Quite tellingly, it was the Best Actress in a Motion Picture – Drama category where female-directed films got any other sort of recognition at all. Nicole Kidman is nominated for Karyn Kusama's Destroyer, while Melissa McCarthy was nominated for Marielle Heller's Can You Ever Forgive Me? Otherwise, it was dust (at least Phoebe Waller-Bridge's Killing Eve and Amy Sherman-Palladino's The Marvelous Mrs. Maisel got major recognition in the television categories, but that's a different ball game completely).
Of course, the Golden Globes don't exist in a vacuum. It can only nominate films that are actually made, after all, and the movie industry continues to drag its feet when it comes to giving female director more opportunities. Of course, there were some high-profile films directed by women that had some buzz, but when they actually screened for critics, the buzz died down ( Josie Rourke's Mary Queen of Scots and Mimi Leder's Ruth Bader Ginsburg biopic On the Basis of Sex). One could also make an argument that Kay Cannon's Blockers, one of the best-received pure mainstream comedies of the year, could have found a home in the Comedy or Musical category in a less competitive year (films like Spy and Trainwreck have been nominated before). There is also grumbling that while McCarthy's acting is the main attraction of Can You Ever Forgive Me?, the film and director Heller are more than worthy of their own nominations.
But perhaps it's the major awardless fate of a quartet of films from female auteurs that wowed critics and are destined for numerous year-end lists, that truly illustrates the award show industrial complex's problem with female directors.
If you're the kind of person who follows Oscar buzz and gossip religiously, you've no doubt seen Lynne Ramsay's name being touted as a dark horse contender for Best Director all year, but always with a few caveats.
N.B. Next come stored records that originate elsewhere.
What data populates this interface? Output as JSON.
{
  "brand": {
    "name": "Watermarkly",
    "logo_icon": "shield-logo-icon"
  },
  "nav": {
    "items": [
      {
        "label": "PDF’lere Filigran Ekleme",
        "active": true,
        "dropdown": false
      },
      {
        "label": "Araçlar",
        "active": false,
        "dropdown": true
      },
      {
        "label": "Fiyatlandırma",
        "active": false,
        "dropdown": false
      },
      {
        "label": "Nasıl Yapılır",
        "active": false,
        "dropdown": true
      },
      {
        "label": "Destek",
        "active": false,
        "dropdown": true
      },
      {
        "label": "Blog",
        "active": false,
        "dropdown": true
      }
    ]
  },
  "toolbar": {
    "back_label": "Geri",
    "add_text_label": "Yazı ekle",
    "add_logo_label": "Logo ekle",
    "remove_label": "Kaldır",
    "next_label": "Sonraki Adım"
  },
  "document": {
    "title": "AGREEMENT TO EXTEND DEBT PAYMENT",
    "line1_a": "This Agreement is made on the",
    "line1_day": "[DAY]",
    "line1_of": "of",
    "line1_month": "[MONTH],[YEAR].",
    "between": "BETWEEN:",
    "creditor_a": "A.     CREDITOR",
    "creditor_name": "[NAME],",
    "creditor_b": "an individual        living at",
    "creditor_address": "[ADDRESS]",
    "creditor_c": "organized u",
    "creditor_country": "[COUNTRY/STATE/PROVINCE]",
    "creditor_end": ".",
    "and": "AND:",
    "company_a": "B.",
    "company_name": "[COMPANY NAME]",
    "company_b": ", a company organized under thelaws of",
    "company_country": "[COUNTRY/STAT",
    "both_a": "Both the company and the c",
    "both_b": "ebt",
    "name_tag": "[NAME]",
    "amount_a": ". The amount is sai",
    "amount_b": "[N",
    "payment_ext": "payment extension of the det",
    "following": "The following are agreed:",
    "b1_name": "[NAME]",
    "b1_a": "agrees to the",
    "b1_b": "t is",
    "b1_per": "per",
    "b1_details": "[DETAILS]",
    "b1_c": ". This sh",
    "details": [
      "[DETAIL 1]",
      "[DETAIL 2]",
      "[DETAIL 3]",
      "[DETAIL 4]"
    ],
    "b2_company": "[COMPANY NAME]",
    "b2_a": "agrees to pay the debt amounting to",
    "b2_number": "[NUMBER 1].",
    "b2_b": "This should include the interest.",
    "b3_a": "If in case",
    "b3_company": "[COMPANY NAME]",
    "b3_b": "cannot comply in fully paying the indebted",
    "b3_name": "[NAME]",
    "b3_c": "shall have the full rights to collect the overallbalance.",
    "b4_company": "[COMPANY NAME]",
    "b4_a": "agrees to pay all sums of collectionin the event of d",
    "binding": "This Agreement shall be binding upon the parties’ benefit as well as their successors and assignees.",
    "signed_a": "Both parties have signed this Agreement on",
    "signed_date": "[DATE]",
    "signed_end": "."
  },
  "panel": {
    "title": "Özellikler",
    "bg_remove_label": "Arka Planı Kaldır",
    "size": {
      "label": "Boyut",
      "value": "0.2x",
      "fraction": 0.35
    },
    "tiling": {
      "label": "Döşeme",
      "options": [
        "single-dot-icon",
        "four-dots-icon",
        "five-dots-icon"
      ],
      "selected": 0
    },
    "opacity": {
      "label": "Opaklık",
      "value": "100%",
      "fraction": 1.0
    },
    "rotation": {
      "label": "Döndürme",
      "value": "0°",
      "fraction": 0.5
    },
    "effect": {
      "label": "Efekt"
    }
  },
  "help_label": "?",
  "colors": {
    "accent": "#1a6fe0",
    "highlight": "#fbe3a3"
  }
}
Her latest film You Were Never Really Here (her first in seven years), which finds Joaquin Phoenix as a depressed hit man who only takes jobs offing pedophiles and other assorted sexual abusers, was deemed a little too dark and violent for American awards taste (funny, though, that the Globes recognized Barry, a television show with a similar premise and loads of violence). There's also the matter of the fact that an unfinished cut of the film premiered at Cannes all the way back in 2017, and the final film got a French release later that year before landing in America here in April.
Chloe Zhao's The Rider has found its way into the top 10 best-reviewed films of the year, according to Metacritic, but was written off, awards-wise, as more of a promising debut than a major contender (and its April release didn't help).
Leave No Trace, Debra Granik's first narrative film in eight years, amazed critics as well, but its low-key June release didn't place it as a major contender either.
Private Life”, Tamara Jenkins's first film in 11 years (are you sensing a theme here?), got an October release, but, alas, that was on Netflix.
There are plenty of singular, serious female directors making films, but not only do they have trouble making those films, but when they do get released, they're not done so without the typical release strategy and Oscar buzz marketing game afforded to many of their male contemporaries.
Awards show nomination may be the end signifier, but it's not just the voting bodies that need to be taking to task. It's financiers, distributors and the awards circuit punditry class that needs to do some serious thinking as well.